than the middle.
2. Two tap (small drum) which are covered with very fine leather, such
as langur (kind of monkey) skin. The two tap are a little different
in size in order to produce different pitches.
3. One pair of mong (gong), one with a high pitch and one with a lower
pitch. Each mong is hung inside a wooden frame. The two mong are made
from bronze or brass.
4. One pair of ching (cymbals).
5. One pi (oboe).
Some troops also have a so-u (low pitched two stringed fiddle), so-duong
(middle pitched two stringed fiddle), or klui (Thai bamboo recorder).
Nowadays, a Nang Talung troop is composed of many members and more music
than in the past because each troop is trying to modernize the Nang
Talung and make their group unique among the troops. So they integrate
Western instruments such as: a drum set, melodica, or guitar.
The fact is that integrating Western instruments into the performance
unfortunately causes the original identity of Nang Talung to be swallowed
In addition there are some other components.
Characteristics of the Stage
In this picture of the stage of Nang Talung, one can see that the entire
front of the stage is composed of a screen. This is a typical element
of Nang Talung nowadays. On both sides of the screen are black speakers
which are used to project the sound. It can be seen that modern Nang
Talung is Westernized.
The Nang Talung stage is built so that the floor is at the height of
an adult's head. It is no less than ten sok (the distance from the fingertips
to the elbow, about half a yard) in width and has the same length. The
roof is constructed like a lean-to. The construction of the stage is
the duty of the sponsor of the event, who has to build it so that it
is secure and has auspicious characteristics. For instance, it is prohibited
to build the stage so that it is facing the West; so that it is connected
to tree stumps, trees, or the dikes of rice paddies; in a place where
water collects; within the boundaries of a cemetery; or between two
The Screen of the Nang Talung
The Nang Talung screen is made from thin, white cloth that is eight
to nine feet long. It is higher than the head of a person. On all four
sides of the screen there is a red cloth border attached that is about
four inches wide.
The Lantern of the Nang Talung
In the olden days, there was no electricity. They used an oil lamp,
for example oil from the fat of a cow, buffalo, or coconut. Later they
used a box lantern or storm lantern. Nowadays, they use electricity
because they can also use it for sound amplifiers. If a Nang Talung
nowadays doesn't have electricity or generators, no one will perform
with them. Some troops need to have generators.

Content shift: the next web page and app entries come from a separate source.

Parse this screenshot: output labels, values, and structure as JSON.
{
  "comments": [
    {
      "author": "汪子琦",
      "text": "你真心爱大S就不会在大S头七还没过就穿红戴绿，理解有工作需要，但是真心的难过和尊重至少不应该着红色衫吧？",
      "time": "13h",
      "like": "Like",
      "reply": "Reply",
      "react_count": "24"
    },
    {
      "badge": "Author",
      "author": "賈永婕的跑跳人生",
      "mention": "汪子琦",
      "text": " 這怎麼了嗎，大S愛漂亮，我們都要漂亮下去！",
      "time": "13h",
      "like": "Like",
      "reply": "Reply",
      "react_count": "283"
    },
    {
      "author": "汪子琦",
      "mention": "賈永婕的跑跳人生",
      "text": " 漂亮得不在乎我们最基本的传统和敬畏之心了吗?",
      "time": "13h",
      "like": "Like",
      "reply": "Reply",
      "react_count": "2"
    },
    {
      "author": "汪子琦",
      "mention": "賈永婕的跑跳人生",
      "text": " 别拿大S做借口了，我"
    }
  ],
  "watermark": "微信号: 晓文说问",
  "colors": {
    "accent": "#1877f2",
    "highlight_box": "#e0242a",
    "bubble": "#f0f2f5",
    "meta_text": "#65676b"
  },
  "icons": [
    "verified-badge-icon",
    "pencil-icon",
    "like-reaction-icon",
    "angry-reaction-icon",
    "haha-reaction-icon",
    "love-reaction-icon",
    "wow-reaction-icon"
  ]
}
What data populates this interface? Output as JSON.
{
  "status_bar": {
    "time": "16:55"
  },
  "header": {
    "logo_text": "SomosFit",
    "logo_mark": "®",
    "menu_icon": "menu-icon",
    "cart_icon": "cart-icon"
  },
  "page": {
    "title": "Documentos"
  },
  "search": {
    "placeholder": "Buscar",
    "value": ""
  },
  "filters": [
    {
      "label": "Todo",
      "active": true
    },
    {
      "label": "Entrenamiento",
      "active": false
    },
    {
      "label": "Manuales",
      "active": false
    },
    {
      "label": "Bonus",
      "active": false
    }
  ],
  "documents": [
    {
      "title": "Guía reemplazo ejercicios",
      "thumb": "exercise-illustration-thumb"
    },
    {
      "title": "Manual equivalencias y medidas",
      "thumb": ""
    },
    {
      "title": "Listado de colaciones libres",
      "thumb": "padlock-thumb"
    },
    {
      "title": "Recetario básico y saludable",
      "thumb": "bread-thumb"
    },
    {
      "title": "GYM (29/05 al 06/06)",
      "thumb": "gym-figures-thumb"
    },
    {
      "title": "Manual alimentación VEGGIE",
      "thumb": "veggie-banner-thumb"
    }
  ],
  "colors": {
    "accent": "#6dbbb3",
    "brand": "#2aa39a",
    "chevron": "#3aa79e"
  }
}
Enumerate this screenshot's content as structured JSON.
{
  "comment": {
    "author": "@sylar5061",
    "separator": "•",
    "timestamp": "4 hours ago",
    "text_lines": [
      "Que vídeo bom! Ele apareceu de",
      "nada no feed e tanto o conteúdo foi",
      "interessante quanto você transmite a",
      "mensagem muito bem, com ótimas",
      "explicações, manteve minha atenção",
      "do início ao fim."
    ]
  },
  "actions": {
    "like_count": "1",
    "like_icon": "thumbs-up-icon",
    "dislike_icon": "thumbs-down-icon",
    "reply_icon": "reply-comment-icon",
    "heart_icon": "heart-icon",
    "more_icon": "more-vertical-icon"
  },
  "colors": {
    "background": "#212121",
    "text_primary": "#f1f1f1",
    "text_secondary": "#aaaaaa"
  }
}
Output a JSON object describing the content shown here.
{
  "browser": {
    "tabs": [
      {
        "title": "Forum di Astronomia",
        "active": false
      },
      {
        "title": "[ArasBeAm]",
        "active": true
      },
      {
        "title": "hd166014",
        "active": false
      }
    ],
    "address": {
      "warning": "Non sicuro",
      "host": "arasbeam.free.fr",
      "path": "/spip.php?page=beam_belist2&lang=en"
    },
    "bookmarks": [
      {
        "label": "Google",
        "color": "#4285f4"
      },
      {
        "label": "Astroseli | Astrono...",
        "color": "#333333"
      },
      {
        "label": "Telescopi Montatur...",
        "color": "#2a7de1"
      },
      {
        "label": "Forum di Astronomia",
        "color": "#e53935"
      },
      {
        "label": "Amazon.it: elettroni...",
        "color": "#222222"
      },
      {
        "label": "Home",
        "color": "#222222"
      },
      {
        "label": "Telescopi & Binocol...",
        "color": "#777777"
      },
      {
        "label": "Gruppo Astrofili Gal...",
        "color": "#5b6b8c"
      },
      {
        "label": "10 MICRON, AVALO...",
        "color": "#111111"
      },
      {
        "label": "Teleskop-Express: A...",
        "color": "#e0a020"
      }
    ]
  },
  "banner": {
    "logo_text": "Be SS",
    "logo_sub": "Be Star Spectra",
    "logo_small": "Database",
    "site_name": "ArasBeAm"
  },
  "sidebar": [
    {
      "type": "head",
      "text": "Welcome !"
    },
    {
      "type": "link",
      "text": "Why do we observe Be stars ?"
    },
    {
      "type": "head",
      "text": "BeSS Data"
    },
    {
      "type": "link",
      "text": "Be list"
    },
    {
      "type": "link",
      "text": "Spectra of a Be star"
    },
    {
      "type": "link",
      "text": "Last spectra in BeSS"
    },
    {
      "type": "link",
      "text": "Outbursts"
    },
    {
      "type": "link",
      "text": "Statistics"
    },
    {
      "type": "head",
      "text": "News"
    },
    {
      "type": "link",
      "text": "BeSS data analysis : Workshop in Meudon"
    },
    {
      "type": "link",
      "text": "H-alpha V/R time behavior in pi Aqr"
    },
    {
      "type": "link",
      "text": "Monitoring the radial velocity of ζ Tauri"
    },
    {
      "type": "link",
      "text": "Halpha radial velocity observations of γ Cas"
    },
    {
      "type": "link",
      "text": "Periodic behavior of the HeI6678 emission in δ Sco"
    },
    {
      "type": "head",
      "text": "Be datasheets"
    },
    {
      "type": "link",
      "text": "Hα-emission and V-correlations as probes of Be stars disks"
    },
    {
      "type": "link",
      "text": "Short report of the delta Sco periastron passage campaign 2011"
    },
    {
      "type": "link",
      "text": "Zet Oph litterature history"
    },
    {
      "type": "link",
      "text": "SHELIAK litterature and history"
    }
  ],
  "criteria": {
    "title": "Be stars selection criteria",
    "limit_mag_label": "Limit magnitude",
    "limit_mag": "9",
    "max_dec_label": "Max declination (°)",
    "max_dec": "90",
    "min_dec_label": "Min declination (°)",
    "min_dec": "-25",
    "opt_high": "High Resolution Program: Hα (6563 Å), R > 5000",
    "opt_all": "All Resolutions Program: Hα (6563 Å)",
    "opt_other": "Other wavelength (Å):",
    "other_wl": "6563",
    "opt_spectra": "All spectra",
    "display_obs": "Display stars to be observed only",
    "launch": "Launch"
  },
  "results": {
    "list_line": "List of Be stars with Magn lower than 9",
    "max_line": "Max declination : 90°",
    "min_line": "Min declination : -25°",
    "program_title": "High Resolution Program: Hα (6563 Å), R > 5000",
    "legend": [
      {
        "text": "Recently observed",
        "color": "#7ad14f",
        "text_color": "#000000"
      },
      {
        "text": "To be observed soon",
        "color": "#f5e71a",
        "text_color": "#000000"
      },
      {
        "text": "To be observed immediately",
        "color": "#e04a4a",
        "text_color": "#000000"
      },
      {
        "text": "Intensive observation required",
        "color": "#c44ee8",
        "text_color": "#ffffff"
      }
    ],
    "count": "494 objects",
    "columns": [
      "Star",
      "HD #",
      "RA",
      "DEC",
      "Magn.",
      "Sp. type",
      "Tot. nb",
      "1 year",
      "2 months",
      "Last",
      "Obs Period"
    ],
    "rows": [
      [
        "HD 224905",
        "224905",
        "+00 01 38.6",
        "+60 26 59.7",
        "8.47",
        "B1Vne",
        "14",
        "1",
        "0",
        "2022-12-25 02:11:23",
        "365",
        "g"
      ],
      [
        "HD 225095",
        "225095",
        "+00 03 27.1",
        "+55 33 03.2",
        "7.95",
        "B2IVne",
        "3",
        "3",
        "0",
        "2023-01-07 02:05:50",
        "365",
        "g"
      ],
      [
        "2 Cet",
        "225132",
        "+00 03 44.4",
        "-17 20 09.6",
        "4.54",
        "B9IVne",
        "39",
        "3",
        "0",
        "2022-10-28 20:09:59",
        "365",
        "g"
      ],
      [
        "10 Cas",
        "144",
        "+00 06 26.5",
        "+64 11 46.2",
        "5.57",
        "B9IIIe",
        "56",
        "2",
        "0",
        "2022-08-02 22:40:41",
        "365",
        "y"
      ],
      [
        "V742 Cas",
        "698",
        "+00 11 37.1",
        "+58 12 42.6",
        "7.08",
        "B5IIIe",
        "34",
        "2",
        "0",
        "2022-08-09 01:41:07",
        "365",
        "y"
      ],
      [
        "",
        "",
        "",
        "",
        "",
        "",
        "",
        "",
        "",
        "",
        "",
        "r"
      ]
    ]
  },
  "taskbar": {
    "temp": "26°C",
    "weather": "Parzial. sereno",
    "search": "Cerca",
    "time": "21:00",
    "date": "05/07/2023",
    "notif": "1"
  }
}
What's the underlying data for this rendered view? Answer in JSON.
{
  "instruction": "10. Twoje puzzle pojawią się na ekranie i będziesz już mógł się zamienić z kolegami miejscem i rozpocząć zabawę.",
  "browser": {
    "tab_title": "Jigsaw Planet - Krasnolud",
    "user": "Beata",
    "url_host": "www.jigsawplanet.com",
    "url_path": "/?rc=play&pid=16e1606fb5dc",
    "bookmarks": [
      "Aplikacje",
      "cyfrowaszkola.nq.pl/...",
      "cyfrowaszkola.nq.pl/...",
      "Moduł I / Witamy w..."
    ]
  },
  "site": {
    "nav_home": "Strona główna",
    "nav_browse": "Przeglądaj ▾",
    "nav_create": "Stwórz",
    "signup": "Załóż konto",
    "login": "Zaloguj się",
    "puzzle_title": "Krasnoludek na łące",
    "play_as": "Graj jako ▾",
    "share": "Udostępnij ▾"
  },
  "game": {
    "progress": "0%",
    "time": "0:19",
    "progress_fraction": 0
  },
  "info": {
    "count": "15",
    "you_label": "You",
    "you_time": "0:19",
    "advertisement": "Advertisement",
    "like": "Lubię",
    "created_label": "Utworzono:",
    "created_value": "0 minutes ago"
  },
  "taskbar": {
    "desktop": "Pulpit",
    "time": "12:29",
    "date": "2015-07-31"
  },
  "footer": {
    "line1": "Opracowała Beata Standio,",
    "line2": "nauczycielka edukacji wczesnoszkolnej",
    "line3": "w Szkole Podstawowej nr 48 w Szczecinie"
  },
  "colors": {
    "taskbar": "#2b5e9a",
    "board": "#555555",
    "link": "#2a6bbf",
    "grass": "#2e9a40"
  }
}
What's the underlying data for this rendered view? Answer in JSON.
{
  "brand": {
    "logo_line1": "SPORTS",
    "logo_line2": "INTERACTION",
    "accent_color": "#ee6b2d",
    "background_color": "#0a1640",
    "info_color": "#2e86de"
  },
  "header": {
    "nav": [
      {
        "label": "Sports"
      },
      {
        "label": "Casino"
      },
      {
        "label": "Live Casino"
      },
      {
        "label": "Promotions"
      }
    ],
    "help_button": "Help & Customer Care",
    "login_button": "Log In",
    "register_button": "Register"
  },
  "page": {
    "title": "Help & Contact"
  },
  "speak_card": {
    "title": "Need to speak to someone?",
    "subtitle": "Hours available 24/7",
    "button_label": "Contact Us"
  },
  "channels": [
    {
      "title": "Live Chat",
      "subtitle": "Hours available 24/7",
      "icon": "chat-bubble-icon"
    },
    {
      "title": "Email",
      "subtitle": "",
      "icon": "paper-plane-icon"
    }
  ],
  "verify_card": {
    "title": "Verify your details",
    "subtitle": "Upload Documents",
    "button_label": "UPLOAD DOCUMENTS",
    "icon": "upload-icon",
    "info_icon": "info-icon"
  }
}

Traditional Order in Performing Nang Talung
When the Nang Talung troop is on the stage and ready to perform, there
is usually a common manner of performing, as in the following stages.
1. Perform the opening ceremony
2. Perform the overture song
3. Introduce the black monkey, white monkey, or the monkey with the
black head (nowadays, this is not very popular)
4. Introduce the hermit puppet
5. Introduce the Phra Isuan puppet (Indra)
6. Introduce the narrator puppet
7. Introduce the announcer puppet
8. Introduce the ruling prince puppet
9. Proceed with the story according to the text until daw
From : Discoveries about the Performance of Nang Talung
By : Thawon Anusiri, Prince of Songkla University-Pattani